Some of the best things are found by accident. I say this because Clarence River Wilderness Lodge more happened upon us, than we it. Looking for some other place, I was paging through “Dirty Weekends” [a book of 4WD trips in Queensland – just in case you’re wondering…] when for some reason I spotted this little gem of a place.
Located on the upper reaches of the Clarence River in NSW, this upper Clarence high country hideaway is a great place to unwind. Some will come here to walk, others for off road adventures, others to kayak through the many rapids down the river, and still others just to camp. I come here to replenish the mind. There’s no mobile reception (unless you drive about 4km up the ridge), no email, very little power, and no shops. You need to bring all your food and equipment with you, and be reasonably self sufficient for the duration of your stay. The nearest supplies can be purchased un Urbenville, about 50 mins drive. While access is manageable for a conventional vehicle with reasonable clearance. Our Subaru handles the track with ease. There’s a bit over 30km of unsealed road after the turnoff after crossing Wallaby Creek, so you won’t want to be in a hurry. (pic: view down the gorge to ‘Twin Waters’ taken about 2km form Clarence River Wilderness Lodge)
Once you arrive, you find Steve & Sharon Ross to be fantastic hosts.
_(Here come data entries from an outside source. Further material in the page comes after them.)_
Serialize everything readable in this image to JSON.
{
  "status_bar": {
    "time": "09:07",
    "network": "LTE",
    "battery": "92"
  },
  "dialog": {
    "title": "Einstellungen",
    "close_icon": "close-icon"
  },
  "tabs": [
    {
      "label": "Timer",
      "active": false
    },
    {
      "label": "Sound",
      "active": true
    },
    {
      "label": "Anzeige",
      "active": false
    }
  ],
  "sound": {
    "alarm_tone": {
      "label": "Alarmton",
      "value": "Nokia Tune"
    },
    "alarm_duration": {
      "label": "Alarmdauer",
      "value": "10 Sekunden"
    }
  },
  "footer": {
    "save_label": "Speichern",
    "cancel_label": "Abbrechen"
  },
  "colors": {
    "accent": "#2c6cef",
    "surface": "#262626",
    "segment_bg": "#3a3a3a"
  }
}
We do not see Steve a lot. He’s out with canoe groups, or getting firewood, or maintaining the property, or chasing the neighbours cows after someone’s left the gate open. Sharon, on the other hand, seems to have mastered the dual art of near omnipresence and seemingly endless conversation. She’ll drop off wood for your wood stove, tell you when to see the resident platypus, give you advice on walks and tracks, fill you in on local history, and if you happen to spot some of the more reclusive wildlife, Sharon positively lights up!
We occupied one of the two self contained cabins. These are compact, rustic units with huge outside living/dining areas. Tables and bench tops are constructed from solid slab eucalypt. Our ensuite was small, complete with a galvanised iron shower base and an eco-friendly (and nose friendly) composting toilet. Sharon and Steve have worked hard to make their property ecologically responsible, and by my observation they are pretty good at it. Each cabin has a small slow combustion wood heater which, once going, you find you’re down to short sleeves, even in mid winter.
Sharon told us that late in the afternoon, which at this time of year is 4pm, you can sometimes see a platypus along the sides of the waterhole. So, a few afternoons we wandered down to investigate. This time of year, the last direct sunlight is about 3:50pm, so not only did we become quite cold, we saw no platypus. On our last night we decided to take a few canoes and drift down the river, hoping to spot the elusive animal. We managed some glorious sightings of an Azure Kingfisher, its electric blue form diving and darting. We saw a small herd of beef cattle crossing at the rapids with typical bovine indecision. We saw a Little Cormorant deciding whether to fish or not (he was cold, too, I think). No platypus.
Platypus or not, the river is so incredibly peaceful. The rest of the world seems to evaporate, and the mind’s eye narrows so that it is just you, your canoe companion (in this case, Leonie), the boat, the river, and whatever you’re looking at. The canoe cuts the mirrored lake, sharing ripples either side, there’s the occasional paddle gulp, and just for a while you are impossibly lost in it.
Not everyone likes this sort of holiday. Some want restaurants, espresso lounges, clubs, shops, home comforts. For me, Clarence River allows me to back off and unwind, to loose myself from the demands of career and calling. Today the thought returned, that I should just come here and write. Come here and think. For when life’s noise is left behind, I can hear more clearly my own life voice. Things become more certain. And I get to hear and see, without distraction, the voice and the heart of the one who made it all in the first place.